USE SHADE/BREEZE TO ADVANTAGE – If you give him a breather during a hard workout, or a rest stop along the trail, try to find a place where there’s shade and/or a breeze to help cool him. Resting in the shade will be several degrees cooler than in the hot sun. Standing on a ridge where there’s some air movement will accelerate sweat evaporation and cool him more quickly.
LET HIM EAT GRASS – Whenever he sweats, he is losing body fluid and electrolytes. One of the quickest and easiest ways for him to replenish these is by eating green grass–which contains the needed electrolytes in proper balance, and also some moisture. At any rest stop during a long ride, let him graze, if he will. A tired and dehydrated horse will generally nibble green grass even if he’s not interested in hay. If a tired horse will eat, this is always a good sign.
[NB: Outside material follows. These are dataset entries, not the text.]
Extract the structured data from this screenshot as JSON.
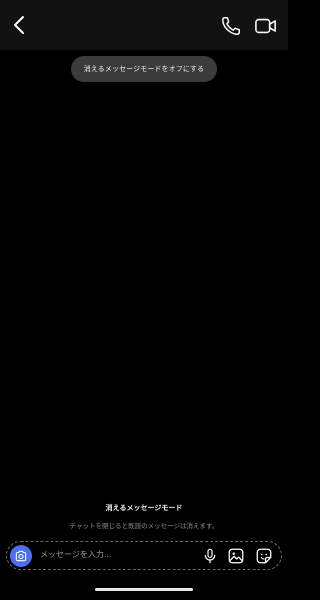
{
  "header": {
    "back_icon": "chevron-left-icon",
    "call_icon": "phone-icon",
    "video_icon": "video-camera-icon"
  },
  "banner": {
    "turn_off_label": "消えるメッセージモードをオフにする"
  },
  "disappearing_mode": {
    "title": "消えるメッセージモード",
    "subtitle": "チャットを閉じると既読のメッセージは消えます。"
  },
  "composer": {
    "placeholder": "メッセージを入力...",
    "camera_icon": "camera-icon",
    "mic_icon": "microphone-icon",
    "image_icon": "image-icon",
    "sticker_icon": "sticker-icon",
    "accent": "#4b6ef5"
  },
  "colors": {
    "background": "#000000",
    "header": "#121212",
    "pill": "#3b3b3b"
  }
}
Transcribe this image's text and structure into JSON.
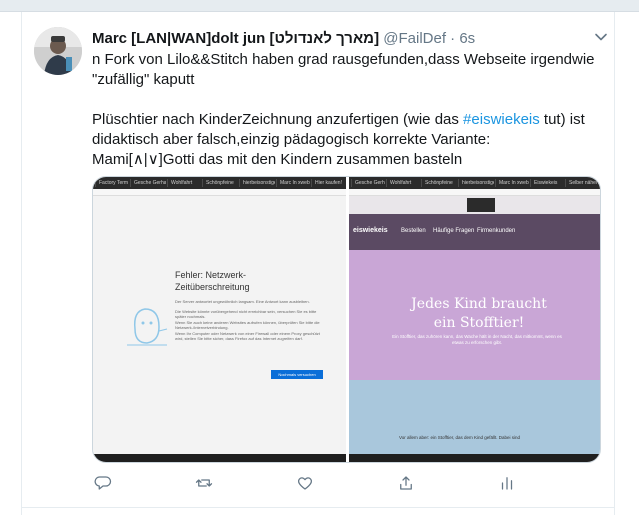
{
  "tweet": {
    "author_name": "Marc [LAN|WAN]dolt jun [מארך לאנדולט]",
    "handle": "@FailDef",
    "separator": "·",
    "time": "6s",
    "lines": [
      "n Fork von Lilo&&Stitch haben grad rausgefunden,dass Webseite irgendwie",
      "\"zufällig\" kaputt"
    ],
    "para2_line1_pre": "Plüschtier nach KinderZeichnung anzufertigen (wie das ",
    "hashtag": "#eiswiekeis",
    "para2_line1_post": " tut) ist",
    "para2_line2": "didaktisch aber falsch,einzig pädagogisch korrekte Variante:",
    "para2_line3": "Mami[∧|∨]Gotti das mit den Kindern zusammen basteln"
  },
  "media": {
    "left": {
      "tabs": [
        "Factory Term",
        "Gesche Gerhard",
        "Wohlfahrt",
        "Schönpfeine",
        "hierbeisonstiges",
        "Marc In xweb",
        "Hier kaufen!"
      ],
      "error_title": "Fehler: Netzwerk-Zeitüberschreitung",
      "error_body": [
        "Der Server antwortet ungewöhnlich langsam. Eine Antwort kann ausbleiben.",
        "Die Website könnte vorübergehend nicht erreichbar sein, versuchen Sie es bitte später nochmals.",
        "Wenn Sie auch keine anderen Websites aufrufen können, überprüfen Sie bitte die Netzwerk-/Internetverbindung.",
        "Wenn Ihr Computer oder Netzwerk von einer Firewall oder einem Proxy geschützt wird, stellen Sie bitte sicher, dass Firefox auf das Internet zugreifen darf."
      ],
      "retry_label": "Nochmals versuchen"
    },
    "right": {
      "tabs": [
        "Gesche Gerhard",
        "Wohlfahrt",
        "Schönpfeine",
        "hierbeisonstiges",
        "Marc In xweb",
        "Eiswiekeis",
        "Selber nähen"
      ],
      "logo": "eiswiekeis",
      "nav": [
        "Bestellen",
        "Häufige Fragen",
        "Firmenkunden"
      ],
      "hero_line1": "Jedes Kind braucht",
      "hero_line2": "ein Stofftier!",
      "hero_sub": "Ein Stofftier, das zuhören kann, das Wache hält in der Nacht, das mitkommt, wenn es etwas zu erforschen gibt.",
      "bottom_text": "Vor allem aber: ein Stofftier, das dem Kind gefällt. Dabei sind"
    }
  },
  "actions": {
    "icons": [
      "reply-icon",
      "retweet-icon",
      "like-icon",
      "share-icon",
      "analytics-icon"
    ]
  },
  "colors": {
    "text": "#14171a",
    "muted": "#657786",
    "link": "#1b95e0"
  }
}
PROBLEMS TO BE AWARE OF – Some horses develop dehydration colic during a long, hot ride. Even a horse that’s in good shape and drinking along the trail may still become seriously dehydrated if the day is very hot, humidity high, or the horse is using up a lot of nervous energy or sweating profusely. This type of colic is best treated with fluids (into the gut by stomach tube, and also intravenously – since the gut has lost ability to absorb fluids efficiently when the horse starts to get shocky). Mineral oil is not helpful in this type of colic and may do more harm than good. The horse doesn’t need lubrication in the gut as much as he needs fluid, and he needs it immediately, since he is suffering primarily from dehydration. If a horse ever starts to act colicky on a long ride on a hot day, and shows signs of dehydration along with slow or minimal gut sounds, fluids should be given as soon as possible by I.V. and continued until he is no longer dehydrated.
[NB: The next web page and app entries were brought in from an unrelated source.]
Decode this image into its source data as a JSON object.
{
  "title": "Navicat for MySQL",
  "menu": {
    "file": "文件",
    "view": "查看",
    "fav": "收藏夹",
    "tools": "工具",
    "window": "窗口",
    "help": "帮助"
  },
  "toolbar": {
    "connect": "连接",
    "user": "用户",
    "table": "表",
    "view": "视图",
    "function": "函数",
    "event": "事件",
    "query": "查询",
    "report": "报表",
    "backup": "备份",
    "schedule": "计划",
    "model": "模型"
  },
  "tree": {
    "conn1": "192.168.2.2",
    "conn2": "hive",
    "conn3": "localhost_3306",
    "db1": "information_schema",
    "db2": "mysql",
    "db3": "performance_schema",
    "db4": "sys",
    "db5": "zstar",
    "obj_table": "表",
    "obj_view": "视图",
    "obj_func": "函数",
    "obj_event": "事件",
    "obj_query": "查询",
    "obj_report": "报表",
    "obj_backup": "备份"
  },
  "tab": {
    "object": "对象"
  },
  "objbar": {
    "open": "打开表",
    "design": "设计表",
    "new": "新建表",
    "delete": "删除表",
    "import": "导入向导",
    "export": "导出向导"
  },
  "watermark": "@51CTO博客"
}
If a horse is already dehydrated and not drinking, do not give him concentrated electrolytes; this will only make the dehydration worse, pulling fluid from the body to dilute the concentrated salts. He must have fluid first.
Heat exhaustion may occur in a horse being overworked in hot weather, due to depletion of fluid and electrolytes, but an alert rider who knows his horse can sense the subtle signs of fatigue and dehydration before the horse is in trouble. If the ride is halted at the first signs of overwork, and the horse cooled down, the condition will generally not progress to the point of heat stroke or permanent damage.
A horse that’s starting to be in trouble will be depressed, with little interest in food or water. The horse suffering from heat exhaustion may continue to sweat, but at a reduced rate (he’s running out of body fluid to use for sweat). If he is severely dehydrated he’ll stop sweating. Pulse, respiration and temperature remain high in spite of a rest period. Pulse may be weak, heart rhythm irregular, intestinal sounds absent or diminished, and the muscles of the anus will be relaxed and floppy.
Overheating during work can produce serious medical problems, but by recognizing the early signs of distress the rider can halt the horse (and seek treatment immediately if the horse needs it), before the condition gets worse and the horse goes into shock. It’s best to avoid this problem with proper conditioning, careful and conscientious riding, utilizing as many ways as you can to conserve and replenish the horse’s body fluids.